Jamaica’s Usain Bolt was undoubtedly the star of the Rio Olympics, pulling off his unrivalled treble triple of sprint wins. But his three golds in Brazil (nine overall in three Olympics) were one less than African American teenager Simone Biles.
Aged just 19, she has aesthetically carved out a place among the greatest women gymnasts ever as the three-time world all-around champion, four-time United States national all-around champion, three-time world floor champion and two-time world balance beam champion.
The other innovators were Brazilian Rafaela Silva in women’s judo, Brazilian Thiago Silva, men’s pole vault, American Simone Manuel, swimming, American Michelle Carter, shot put and Kenyan Julius Yego and Trinidadian Keshorn Walcott, who won silver and bronze respectively in the javelin.
Walcott was the first to make the field event breakthrough four years ago when he pulled off a surprise win at the London Olympics. At 19, he was the youngest Olympic javelin winner. Last year Yego followed up Walcott’s victory by becoming world champion in a sport previously dominated by Europeans, particularly Finns, who helped train him.
With the Williams sisters dominating women’s tennis for almost two decades and Tiger Woods’ golfing victories, what other Olympic sports remain almost exclusively white? Horse riding, triathlon, fencing, boating, archery and shooting come immediately to mind.
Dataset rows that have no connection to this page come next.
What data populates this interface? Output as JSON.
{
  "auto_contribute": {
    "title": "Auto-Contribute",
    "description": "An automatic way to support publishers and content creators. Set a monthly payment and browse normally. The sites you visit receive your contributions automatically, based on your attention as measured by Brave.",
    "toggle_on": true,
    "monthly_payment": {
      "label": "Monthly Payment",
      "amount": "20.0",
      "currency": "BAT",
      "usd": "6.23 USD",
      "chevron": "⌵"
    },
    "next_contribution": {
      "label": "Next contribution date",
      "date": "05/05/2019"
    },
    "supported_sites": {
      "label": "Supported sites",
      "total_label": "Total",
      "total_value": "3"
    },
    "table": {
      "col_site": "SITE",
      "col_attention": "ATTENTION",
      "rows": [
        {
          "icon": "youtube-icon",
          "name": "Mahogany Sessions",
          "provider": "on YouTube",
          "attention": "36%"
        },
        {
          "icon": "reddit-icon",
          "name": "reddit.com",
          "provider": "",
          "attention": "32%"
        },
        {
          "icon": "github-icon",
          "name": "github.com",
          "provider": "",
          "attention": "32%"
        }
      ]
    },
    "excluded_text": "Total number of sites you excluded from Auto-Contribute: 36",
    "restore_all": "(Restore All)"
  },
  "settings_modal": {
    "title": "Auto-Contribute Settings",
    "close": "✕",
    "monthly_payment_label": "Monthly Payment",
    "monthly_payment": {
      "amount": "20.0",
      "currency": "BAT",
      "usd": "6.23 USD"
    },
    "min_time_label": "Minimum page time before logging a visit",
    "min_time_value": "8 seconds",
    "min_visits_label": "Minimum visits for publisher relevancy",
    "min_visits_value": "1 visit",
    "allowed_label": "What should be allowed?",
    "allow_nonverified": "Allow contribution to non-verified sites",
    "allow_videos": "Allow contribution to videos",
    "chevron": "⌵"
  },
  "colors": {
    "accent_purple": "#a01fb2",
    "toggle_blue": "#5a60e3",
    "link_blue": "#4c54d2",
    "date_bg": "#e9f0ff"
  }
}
These sports have a class bias too, as the preserves of often public school educated elites.
Michael Johnson, the four times Olympic champion and former 200 metres and 400 metres world record holder who is a BBC commentator, says the globally popular superstar Bolt has saved athletics at a drugs marred time in its history. But, aged 30, Bolt says Rio was his last Olympics. His next and perhaps last major international outing will be at the World Championships in London next year.
On a political note, Simone Manuel, 20, bravely stuck her neck out in support of Black Lives Matter, raising concerns in an interview about Black men being killed by police in America.
Amazing champion that he is, it would mean a lot to the self-esteem of British Muslims if Somalia-born “Mo” Farah insisted on people calling him Mohammed, as his parents do. Would he lose popularity among king-making newspaper editors? I declare an interest, as the father-in-law of a Somalian who feel strongly about Farah’s over eager assimilation into Britishness.
The Rio Olympics was a golden dawn for Black LGBTI athletes too, including Rafaela Silva, Britain’s boxing victor Nicola Adams, who successfully defended her flyweight title, and, of course, most famous of all, Caster Semenya, of South Africa.
It has been wonderful to behold the mighty support Semenya has received from South Africans - who proudly call her “Our golden girl” - members of the public and female sport science experts – despite backbiting from bad losers in her event and IAAF athletics governing body leader and former Olympic champion Seb Coe. The IAAF has appealed against Semenya's eligibility to race.
After Brazil’s shocking 1-7 loss to Germany in the 2014 world cup semis, it was great to see them defeat their old foe in the Rio football final. Now South America has achieved one of the best Olympics in history, let’s hope next stop is Africa, after Tokyo in 2020.
* Marc Wadsworth was the first Black member of the British Athletics Writers Association in the 1970s.